Can We Nurture Early Stage Technology Companies? K8 Looks to the New Decade for Growth and Answers

K8 Ventures was created in 2016 by myself and my partner, Gary Scheier, to bring to the market a better model through which to develop early-stage technology companies. With the very high failure rates of early stage companies, and therefore the very low return of capital to their investors, capital markets generally see a greater number of investors avoiding this sector. Yet, with approximately 21% of jobs in America coming from companies that were funded by venture capital, a robust economy cannot afford to have its capital markets abandon the sector. What’s needed is not a shift in personnel and resources, but rather a better model for the creation and development of early stage companies.

Venture models have changed over the last 45 years in an attempt to remedy this situation. Accelerators, incubators and venture factories were all developed to increase the success rates of early stage companies. The failure rates continued to be high, with statistics showing that 43% of failing companies were doing so because the entrepreneur’s product did not have a strong enough market fit, and an additional 23% of these early stage companies were failing because they ran out of money too early in the development and growth process of their product. The one attribute each of these models had in common was their significant reliance on the talents of a usually young, and at times inexperienced, entrepreneur. To improve returns most of these models have moved higher up the risk curve to less risky, later stage investments where their models were more effective. 

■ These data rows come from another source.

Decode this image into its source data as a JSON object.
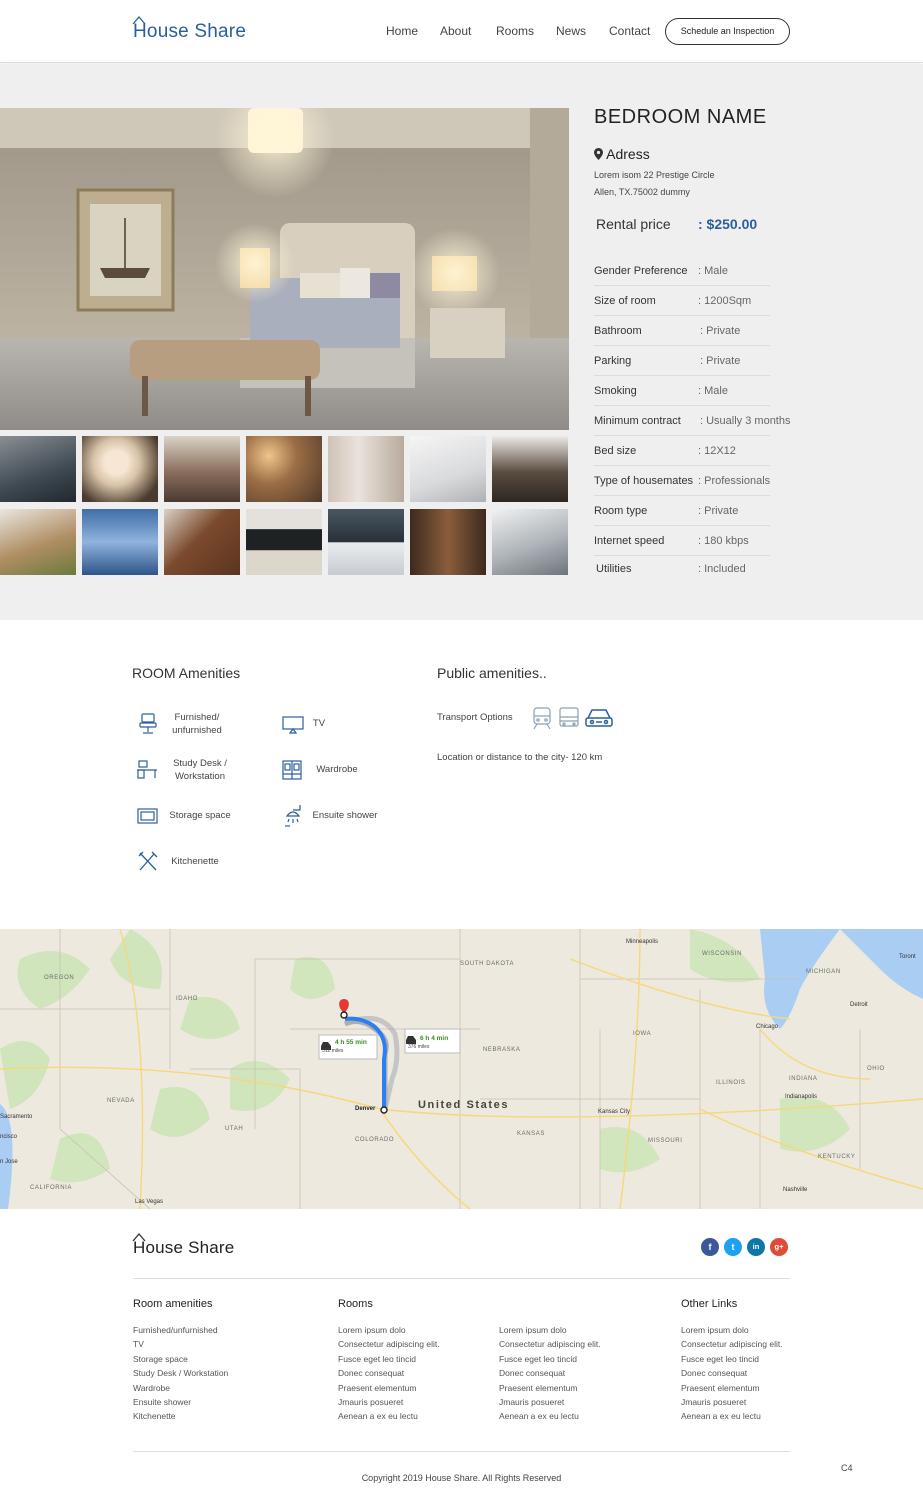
{
  "header": {
    "logo": "House Share",
    "nav": [
      "Home",
      "About",
      "Rooms",
      "News",
      "Contact"
    ],
    "cta": "Schedule an Inspection"
  },
  "room": {
    "title": "BEDROOM NAME",
    "address_label": "Adress",
    "address_line1": "Lorem isom 22 Prestige Circle",
    "address_line2": "Allen, TX.75002 dummy",
    "rental_label": "Rental price",
    "rental_value": ": $250.00",
    "details": [
      {
        "key": "Gender Preference",
        "value": ": Male"
      },
      {
        "key": "Size of room",
        "value": ": 1200Sqm"
      },
      {
        "key": "Bathroom",
        "value": ": Private"
      },
      {
        "key": "Parking",
        "value": ": Private"
      },
      {
        "key": "Smoking",
        "value": ": Male"
      },
      {
        "key": "Minimum contract",
        "value": ": Usually 3 months"
      },
      {
        "key": "Bed size",
        "value": ": 12X12"
      },
      {
        "key": "Type of housemates",
        "value": ": Professionals"
      },
      {
        "key": "Room type",
        "value": ": Private"
      },
      {
        "key": "Internet speed",
        "value": ": 180 kbps"
      },
      {
        "key": "Utilities",
        "value": ": Included"
      }
    ]
  },
  "amenities": {
    "room_title": "ROOM Amenities",
    "public_title": "Public amenities..",
    "items": [
      "Furnished/ unfurnished",
      "TV",
      "Study Desk / Workstation",
      "Wardrobe",
      "Storage space",
      "Ensuite shower",
      "Kitchenette"
    ],
    "transport_label": "Transport Options",
    "location_text": "Location or distance to the city- 120 km"
  },
  "map": {
    "country": "United States",
    "route1_time": "4 h 55 min",
    "route1_dist": "312 miles",
    "route2_time": "6 h 4 min",
    "route2_dist": "376 miles",
    "labels": {
      "minneapolis": "Minneapolis",
      "wisconsin": "WISCONSIN",
      "south_dakota": "SOUTH DAKOTA",
      "michigan": "MICHIGAN",
      "toronto": "Toront",
      "oregon": "OREGON",
      "idaho": "IDAHO",
      "detroit": "Detroit",
      "iowa": "IOWA",
      "chicago": "Chicago",
      "nebraska": "NEBRASKA",
      "ohio": "OHIO",
      "illinois": "ILLINOIS",
      "indiana": "INDIANA",
      "indianapolis": "Indianapolis",
      "nevada": "NEVADA",
      "sacramento": "Sacramento",
      "denver": "Denver",
      "kansas_city": "Kansas City",
      "utah": "UTAH",
      "cisco": "ncisco",
      "kansas": "KANSAS",
      "missouri": "MISSOURI",
      "colorado": "COLORADO",
      "kentucky": "KENTUCKY",
      "san_jose": "n Jose",
      "california": "CALIFORNIA",
      "nashville": "Nashville",
      "las_vegas": "Las Vegas"
    }
  },
  "footer": {
    "logo": "House Share",
    "col1_title": "Room amenities",
    "col1": [
      "Furnished/unfurnished",
      "TV",
      "Storage space",
      "Study Desk / Workstation",
      "Wardrobe",
      "Ensuite shower",
      "Kitchenette"
    ],
    "col2_title": "Rooms",
    "col2": [
      "Lorem ipsum dolo",
      "Consectetur adipiscing elit.",
      "Fusce eget leo tincid",
      "Donec consequat",
      "Praesent elementum",
      "Jmauris posueret",
      "Aenean a ex eu lectu"
    ],
    "col3": [
      "Lorem ipsum dolo",
      "Consectetur adipiscing elit.",
      "Fusce eget leo tincid",
      "Donec consequat",
      "Praesent elementum",
      "Jmauris posueret",
      "Aenean a ex eu lectu"
    ],
    "col4_title": "Other Links",
    "col4": [
      "Lorem ipsum dolo",
      "Consectetur adipiscing elit.",
      "Fusce eget leo tincid",
      "Donec consequat",
      "Praesent elementum",
      "Jmauris posueret",
      "Aenean a ex eu lectu"
    ],
    "social": [
      "f",
      "t",
      "in",
      "g+"
    ],
    "copyright": "Copyright 2019 House Share. All Rights Reserved",
    "code": "C4"
  },
  "colors": {
    "brand": "#2a5f9e",
    "price": "#2a5f9e",
    "facebook": "#3b5998",
    "twitter": "#1da1f2",
    "linkedin": "#0e76a8",
    "google": "#dd4b39"
  }
}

Another model has emerged that seems to provide an increased probability of success for early stage companies, provided certain caveats are met. This is the Venture Builder Studio (VBS). Like a corporate venture fund, the VBS builds its companies “in-house” from idea to prototype to MVP to revenue. The VBS is closer to an operating company than to an investment fund. By ‘removing’ the entrepreneur from the equation (the VBS is the founder), the VBS gives its investors more consistent and experienced management and control over the companies, as well as much higher levels of equity ownership. But the model comes with its own challenges that must be overcome for it to be successful. First, it must develop a methodology to generate strong relevant ideas that will be successful in the marketplace. Second, it must develop a way to tap into highly qualified talent to take these ideas to market, cost effectively and time efficiently. Each VBS has to develop its own model to meet these challenges.

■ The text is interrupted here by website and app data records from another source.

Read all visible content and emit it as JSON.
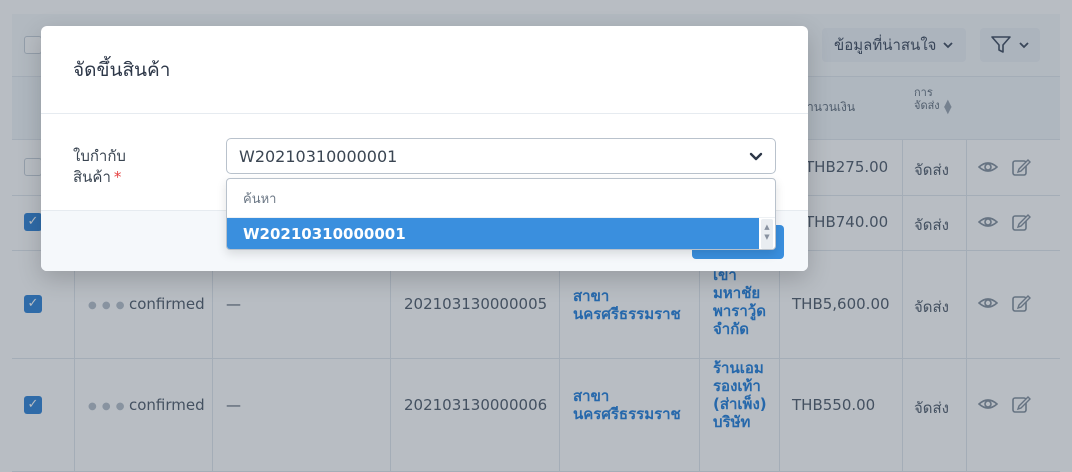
{
  "toolbar": {
    "info_label": "ข้อมูลที่น่าสนใจ",
    "filter_icon": "filter-icon",
    "chevron_icon": "chevron-down-icon"
  },
  "table": {
    "headers": {
      "amount": "จำนวนเงิน",
      "shipping": "การจัดส่ง"
    },
    "rows": [
      {
        "checked": false,
        "status": "",
        "dash": "",
        "number": "",
        "branch": "",
        "customer": "",
        "amount": "THB275.00",
        "shipping": "จัดส่ง"
      },
      {
        "checked": true,
        "status": "",
        "dash": "",
        "number": "",
        "branch": "",
        "customer": "",
        "amount": "THB740.00",
        "shipping": "จัดส่ง"
      },
      {
        "checked": true,
        "status": "confirmed",
        "dash": "—",
        "number": "202103130000005",
        "branch": "สาขานครศรีธรรมราช",
        "customer": "เขามหาชัยพาราวู้ด จำกัด",
        "amount": "THB5,600.00",
        "shipping": "จัดส่ง"
      },
      {
        "checked": true,
        "status": "confirmed",
        "dash": "—",
        "number": "202103130000006",
        "branch": "สาขานครศรีธรรมราช",
        "customer": "ร้านเอมรองเท้า (ส่าเพ็ง) บริษัท",
        "amount": "THB550.00",
        "shipping": "จัดส่ง"
      }
    ]
  },
  "modal": {
    "title": "จัดขึ้นสินค้า",
    "field_label_line1": "ใบกำกับ",
    "field_label_line2": "สินค้า",
    "required_mark": "*",
    "select_value": "W20210310000001"
  },
  "dropdown": {
    "search_placeholder": "ค้นหา",
    "options": [
      "W20210310000001"
    ],
    "selected_index": 0
  },
  "colors": {
    "accent": "#3a8fde",
    "link": "#2f86dd",
    "required": "#e53e3e"
  }
}
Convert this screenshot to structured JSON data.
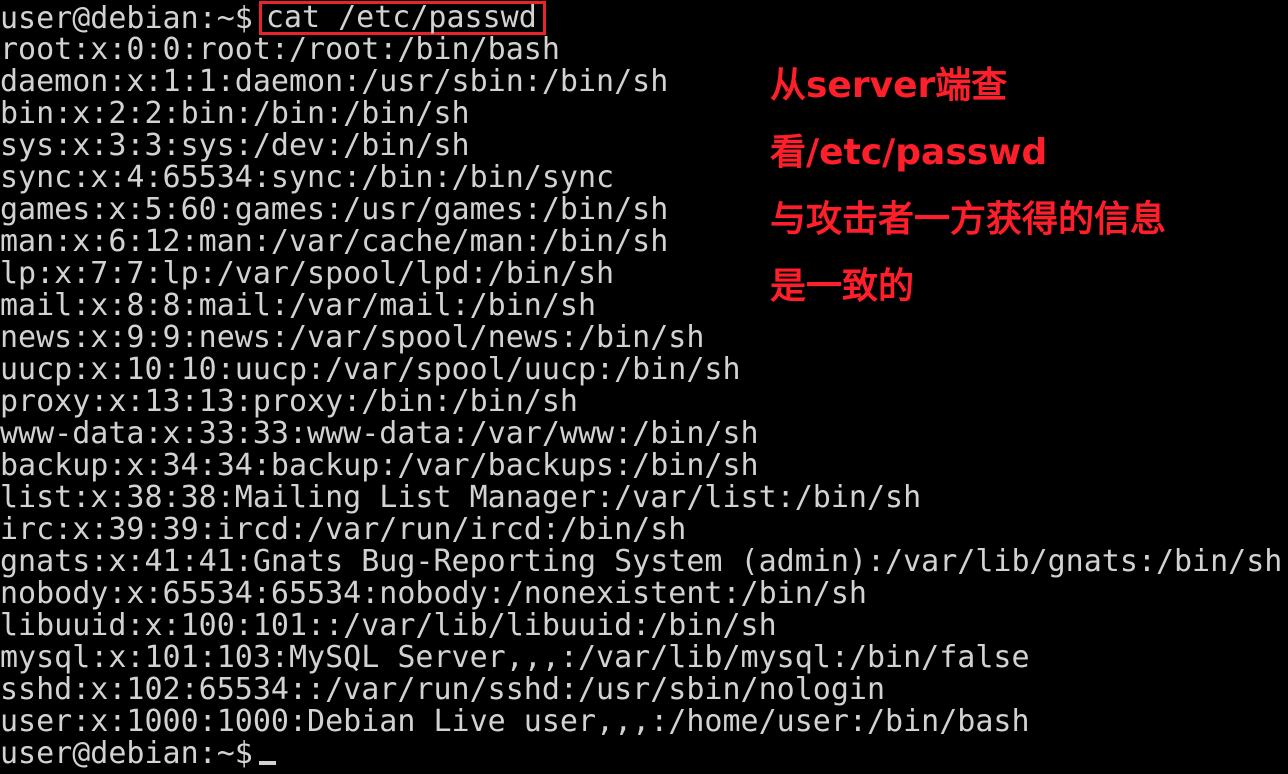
{
  "terminal": {
    "prompt": "user@debian:~$",
    "command": "cat /etc/passwd",
    "output": [
      "root:x:0:0:root:/root:/bin/bash",
      "daemon:x:1:1:daemon:/usr/sbin:/bin/sh",
      "bin:x:2:2:bin:/bin:/bin/sh",
      "sys:x:3:3:sys:/dev:/bin/sh",
      "sync:x:4:65534:sync:/bin:/bin/sync",
      "games:x:5:60:games:/usr/games:/bin/sh",
      "man:x:6:12:man:/var/cache/man:/bin/sh",
      "lp:x:7:7:lp:/var/spool/lpd:/bin/sh",
      "mail:x:8:8:mail:/var/mail:/bin/sh",
      "news:x:9:9:news:/var/spool/news:/bin/sh",
      "uucp:x:10:10:uucp:/var/spool/uucp:/bin/sh",
      "proxy:x:13:13:proxy:/bin:/bin/sh",
      "www-data:x:33:33:www-data:/var/www:/bin/sh",
      "backup:x:34:34:backup:/var/backups:/bin/sh",
      "list:x:38:38:Mailing List Manager:/var/list:/bin/sh",
      "irc:x:39:39:ircd:/var/run/ircd:/bin/sh",
      "gnats:x:41:41:Gnats Bug-Reporting System (admin):/var/lib/gnats:/bin/sh",
      "nobody:x:65534:65534:nobody:/nonexistent:/bin/sh",
      "libuuid:x:100:101::/var/lib/libuuid:/bin/sh",
      "mysql:x:101:103:MySQL Server,,,:/var/lib/mysql:/bin/false",
      "sshd:x:102:65534::/var/run/sshd:/usr/sbin/nologin",
      "user:x:1000:1000:Debian Live user,,,:/home/user:/bin/bash"
    ],
    "final_prompt": "user@debian:~$"
  },
  "annotation": {
    "lines": [
      "从server端查",
      "看/etc/passwd",
      "与攻击者一方获得的信息",
      "是一致的"
    ],
    "color": "#ff1f2b"
  },
  "colors": {
    "background": "#000000",
    "text": "#d2d2d2",
    "highlight_box": "#e8232a"
  }
}
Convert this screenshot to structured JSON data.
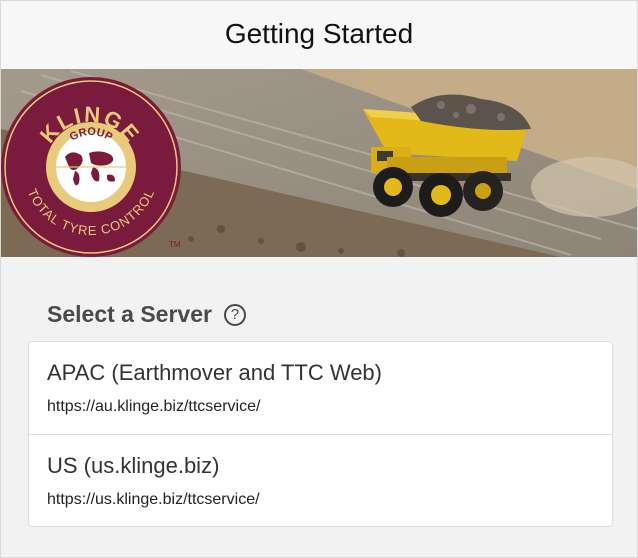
{
  "header": {
    "title": "Getting Started"
  },
  "banner": {
    "logo": {
      "brand_text": "KLINGE",
      "group_text": "GROUP",
      "tagline_text": "TOTAL TYRE CONTROL",
      "trademark": "TM"
    },
    "colors": {
      "logo_maroon": "#7a1a3c",
      "logo_gold": "#e9c97a",
      "truck_yellow": "#e3b91a"
    }
  },
  "server_section": {
    "title": "Select a Server",
    "help_icon": "question-circle-icon",
    "servers": [
      {
        "name": "APAC (Earthmover and TTC Web)",
        "url": "https://au.klinge.biz/ttcservice/"
      },
      {
        "name": "US (us.klinge.biz)",
        "url": "https://us.klinge.biz/ttcservice/"
      }
    ]
  }
}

K8 Venture’s model seems to have successfully overcome these challenges. It has built a large advisory board of industry executives that bring ideas to K8 that are closely tied to the advisor’s market and industry knowledge, experience and expertise. The advisory board and the K8 board assess these ideas for feasibility and probability of success. Teams are built from the advisory board, industry leaders, and talented workers who provide their time to K8 for equity in the future company. K8 Ventures has four companies currently in its six-stage development process, with one, p3rceive, successfully entering stage six (post revenue). K8 plans to have seven to ten companies in its portfolio. With its efficient model, it is budgeting only $3 million to bring these companies from idea to market and create an additional three to six companies.

With technology so readily available and the entrepreneurial spirit being alive and well, an efficient model is needed in the early stage company arena to bring back the capital markets to this very important and opportunity-filled market sector. This model must prove that the return on the investment is commensurate with the risk. We believe the Venture Builder Studio is the right model to do so.